will receive more than they pay as a premium (if a successful claim is made) or
the insurance company will receive more in premiums than it pays out in claims.
Given that the ultimate outcome is a money-for-money exchange, i.e. a premium
paid in money is exchanged for a potential payout in money later, and that
these two values will invariably be different, in a commercial context this
would amount to riba. Riba can
also arise if the insurance company invests in interest-bearing instruments
such as gilts.

TAKAFUL – THE ISLAMIC ALTERNATIVE

Takaful means mutual cooperation or joint guarantee. It
refers to a not-for-profit set-up in which individuals club together by
contributing into a common pool. The monies in this fund are used to pay out to
members of the pool who have been afflicted by certain events that the members
have mutually agreed to cover each other for – travel accidents, for example.
The monies left in the pool after paying claims belong to the members.

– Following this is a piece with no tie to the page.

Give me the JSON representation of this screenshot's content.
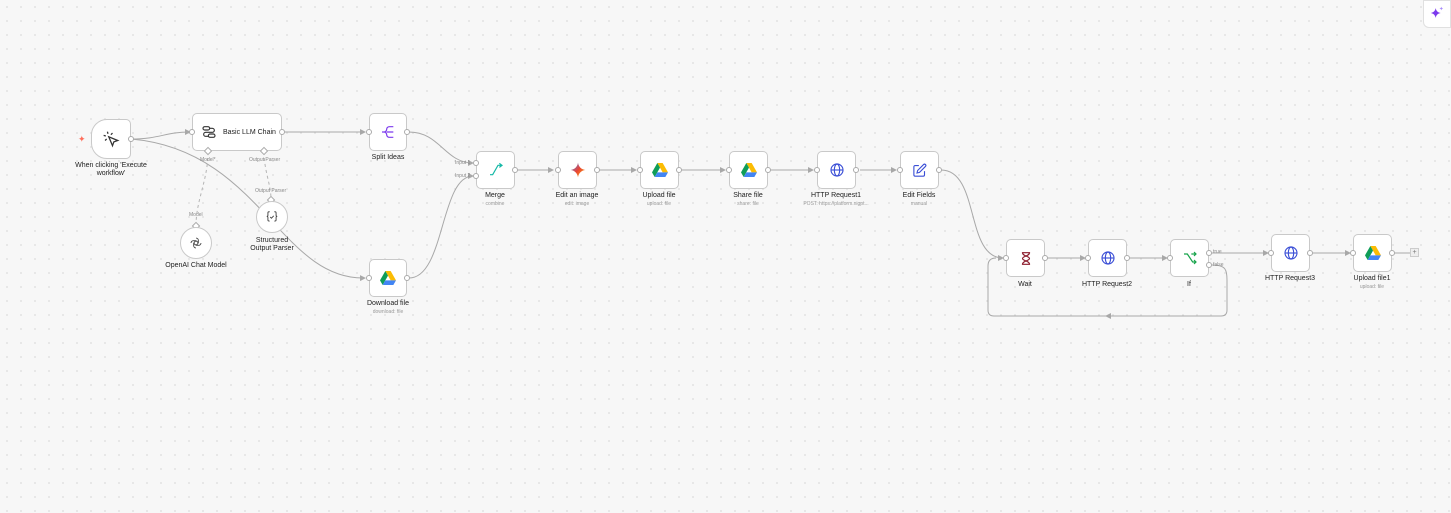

The Takaful Act enacted by Malaysia in 1984
defines takaful as follows:

A scheme based on brotherhood,
solidarity and mutual assistance, which provides for mutual financial aid and
assistance to the participants in case of need whereby the participants
mutually agree to contribute for the purpose.

The sharia violations
of riba, gharar and maysir that
are prevalent in conventional commercial insurance contracts do not occur in
such a system. Instead of a premium payable in a commercial insurance contract,
pool members donate (tabarru means donation) a sum of money to the pool. If a
member is paid compensation from the pool, this payment is regarded as a form
of mutual assistance rather than as a countervalue paid under a contract of
exchange. Hence the issue of riba does
not arise in such a system.

Similarly, the non-commercial nature of the
arrangement means that the prohibitions of gharar and maysir do
not apply. It is in a commercial context that the sharia demands
as much certainty as possible in the exchange between the two parties to a transaction
(i.e. absence of gharar) and forbids gambling/betting (maysir)
by either party.

Takaful also differs from commercial proprietary
insurance with regard to who bears the risk. In commercial proprietary
insurance the risk is transferred to the insurance company, which takes on the
risk(s) covered in the insurance policy in exchange for the insurance premium.
Under the takafulsystem, risk is not transferred to any third party but
is borne by and distributed among the members of the pool.

The relationship between the pool members and the pool
is framed in terms of two binding promises: the members promise to contribute
to the fund, and the pool promises to pay out in the event of a claim.

The takaful system
is virtually identical to the concept of mutual insurance, which is still alive
today and has a deep heritage in the United Kingdom, rooted in local
communities putting money into a common pool to protect members from certain
misfortunes.

It is worth noting at this point that in markets such
as the United Kingdom, the provision of takafulproducts
is limited. Where the law demands protection (for example, car insurance is
required to drive a car in the United Kingdom) and there is no sharia-compliant
alternative available, scholars have permitted the use of conventional
insurance products. This is based on the fact that it is a legal requirement of
the country and Islamically it is of paramount importance to be law abiding and
maintain social order and harmony in society. Where there is no legal imperative
but there is no sharia-compliant alternative available, scholars are
reluctant to permit the use of conventional insurance products, but depending
on the circumstances of a particular case, may endorse it if it is deemed that
the potential loss to the person/entity will be very hard to recover from.